Requirement ::
Set down the records that follow exactly and completely.

Data records for software interfaces:
━━━━━━━━━━━━━━━━━━━━

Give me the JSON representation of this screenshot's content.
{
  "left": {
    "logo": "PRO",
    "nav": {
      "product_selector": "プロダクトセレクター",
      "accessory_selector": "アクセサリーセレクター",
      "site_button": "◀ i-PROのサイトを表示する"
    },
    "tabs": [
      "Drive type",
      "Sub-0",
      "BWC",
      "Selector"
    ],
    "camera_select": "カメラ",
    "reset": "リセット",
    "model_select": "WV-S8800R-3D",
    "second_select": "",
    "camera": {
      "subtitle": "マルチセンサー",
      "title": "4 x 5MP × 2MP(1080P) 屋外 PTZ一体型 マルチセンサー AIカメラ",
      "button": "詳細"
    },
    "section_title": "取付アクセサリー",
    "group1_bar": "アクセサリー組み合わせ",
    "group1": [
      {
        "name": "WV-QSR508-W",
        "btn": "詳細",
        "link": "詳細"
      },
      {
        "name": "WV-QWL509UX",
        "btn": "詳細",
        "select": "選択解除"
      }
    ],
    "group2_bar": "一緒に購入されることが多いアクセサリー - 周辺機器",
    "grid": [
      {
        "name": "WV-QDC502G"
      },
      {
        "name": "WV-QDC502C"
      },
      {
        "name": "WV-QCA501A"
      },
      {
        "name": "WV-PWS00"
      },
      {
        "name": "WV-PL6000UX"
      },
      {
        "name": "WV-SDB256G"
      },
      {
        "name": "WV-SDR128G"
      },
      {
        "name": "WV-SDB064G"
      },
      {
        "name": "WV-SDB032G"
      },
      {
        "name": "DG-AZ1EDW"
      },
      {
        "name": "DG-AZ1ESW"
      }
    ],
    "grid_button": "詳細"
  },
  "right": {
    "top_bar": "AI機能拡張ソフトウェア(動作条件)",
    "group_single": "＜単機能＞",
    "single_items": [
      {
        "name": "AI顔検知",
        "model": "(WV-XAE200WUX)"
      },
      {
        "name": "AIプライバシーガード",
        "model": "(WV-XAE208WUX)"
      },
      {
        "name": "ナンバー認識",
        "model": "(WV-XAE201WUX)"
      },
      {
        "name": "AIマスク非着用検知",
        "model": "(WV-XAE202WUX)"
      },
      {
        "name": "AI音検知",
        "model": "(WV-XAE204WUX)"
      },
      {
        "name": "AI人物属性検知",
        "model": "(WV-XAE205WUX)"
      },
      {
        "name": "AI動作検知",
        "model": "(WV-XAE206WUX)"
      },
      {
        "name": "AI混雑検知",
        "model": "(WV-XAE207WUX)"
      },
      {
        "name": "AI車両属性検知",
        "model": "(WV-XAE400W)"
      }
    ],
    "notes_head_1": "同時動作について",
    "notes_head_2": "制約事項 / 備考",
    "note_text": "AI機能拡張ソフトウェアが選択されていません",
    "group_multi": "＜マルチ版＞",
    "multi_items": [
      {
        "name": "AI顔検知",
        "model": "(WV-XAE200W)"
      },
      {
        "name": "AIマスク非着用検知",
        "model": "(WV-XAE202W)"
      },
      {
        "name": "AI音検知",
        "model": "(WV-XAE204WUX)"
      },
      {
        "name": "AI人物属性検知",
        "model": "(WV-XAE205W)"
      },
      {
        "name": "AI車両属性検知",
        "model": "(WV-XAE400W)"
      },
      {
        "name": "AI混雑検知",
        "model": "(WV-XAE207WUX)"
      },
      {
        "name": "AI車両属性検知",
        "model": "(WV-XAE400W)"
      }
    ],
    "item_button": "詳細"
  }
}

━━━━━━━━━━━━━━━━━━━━

Exercise answer ::
Give me the JSON representation of this screenshot's content.
{
  "left": {
    "logo": "PRO",
    "nav": {
      "product_selector": "プロダクトセレクター",
      "accessory_selector": "アクセサリーセレクター",
      "site_button": "◀ i-PROのサイトを表示する"
    },
    "tabs": [
      "Drive type",
      "Sub-0",
      "BWC",
      "Selector"
    ],
    "camera_select": "カメラ",
    "reset": "リセット",
    "model_select": "WV-S8800R-3D",
    "second_select": "",
    "camera": {
      "subtitle": "マルチセンサー",
      "title": "4 x 5MP × 2MP(1080P) 屋外 PTZ一体型 マルチセンサー AIカメラ",
      "button": "詳細"
    },
    "section_title": "取付アクセサリー",
    "group1_bar": "アクセサリー組み合わせ",
    "group1": [
      {
        "name": "WV-QSR508-W",
        "btn": "詳細",
        "link": "詳細"
      },
      {
        "name": "WV-QWL509UX",
        "btn": "詳細",
        "select": "選択解除"
      }
    ],
    "group2_bar": "一緒に購入されることが多いアクセサリー - 周辺機器",
    "grid": [
      {
        "name": "WV-QDC502G"
      },
      {
        "name": "WV-QDC502C"
      },
      {
        "name": "WV-QCA501A"
      },
      {
        "name": "WV-PWS00"
      },
      {
        "name": "WV-PL6000UX"
      },
      {
        "name": "WV-SDB256G"
      },
      {
        "name": "WV-SDR128G"
      },
      {
        "name": "WV-SDB064G"
      },
      {
        "name": "WV-SDB032G"
      },
      {
        "name": "DG-AZ1EDW"
      },
      {
        "name": "DG-AZ1ESW"
      }
    ],
    "grid_button": "詳細"
  },
  "right": {
    "top_bar": "AI機能拡張ソフトウェア(動作条件)",
    "group_single": "＜単機能＞",
    "single_items": [
      {
        "name": "AI顔検知",
        "model": "(WV-XAE200WUX)"
      },
      {
        "name": "AIプライバシーガード",
        "model": "(WV-XAE208WUX)"
      },
      {
        "name": "ナンバー認識",
        "model": "(WV-XAE201WUX)"
      },
      {
        "name": "AIマスク非着用検知",
        "model": "(WV-XAE202WUX)"
      },
      {
        "name": "AI音検知",
        "model": "(WV-XAE204WUX)"
      },
      {
        "name": "AI人物属性検知",
        "model": "(WV-XAE205WUX)"
      },
      {
        "name": "AI動作検知",
        "model": "(WV-XAE206WUX)"
      },
      {
        "name": "AI混雑検知",
        "model": "(WV-XAE207WUX)"
      },
      {
        "name": "AI車両属性検知",
        "model": "(WV-XAE400W)"
      }
    ],
    "notes_head_1": "同時動作について",
    "notes_head_2": "制約事項 / 備考",
    "note_text": "AI機能拡張ソフトウェアが選択されていません",
    "group_multi": "＜マルチ版＞",
    "multi_items": [
      {
        "name": "AI顔検知",
        "model": "(WV-XAE200W)"
      },
      {
        "name": "AIマスク非着用検知",
        "model": "(WV-XAE202W)"
      },
      {
        "name": "AI音検知",
        "model": "(WV-XAE204WUX)"
      },
      {
        "name": "AI人物属性検知",
        "model": "(WV-XAE205W)"
      },
      {
        "name": "AI車両属性検知",
        "model": "(WV-XAE400W)"
      },
      {
        "name": "AI混雑検知",
        "model": "(WV-XAE207WUX)"
      },
      {
        "name": "AI車両属性検知",
        "model": "(WV-XAE400W)"
      }
    ],
    "item_button": "詳細"
  }
}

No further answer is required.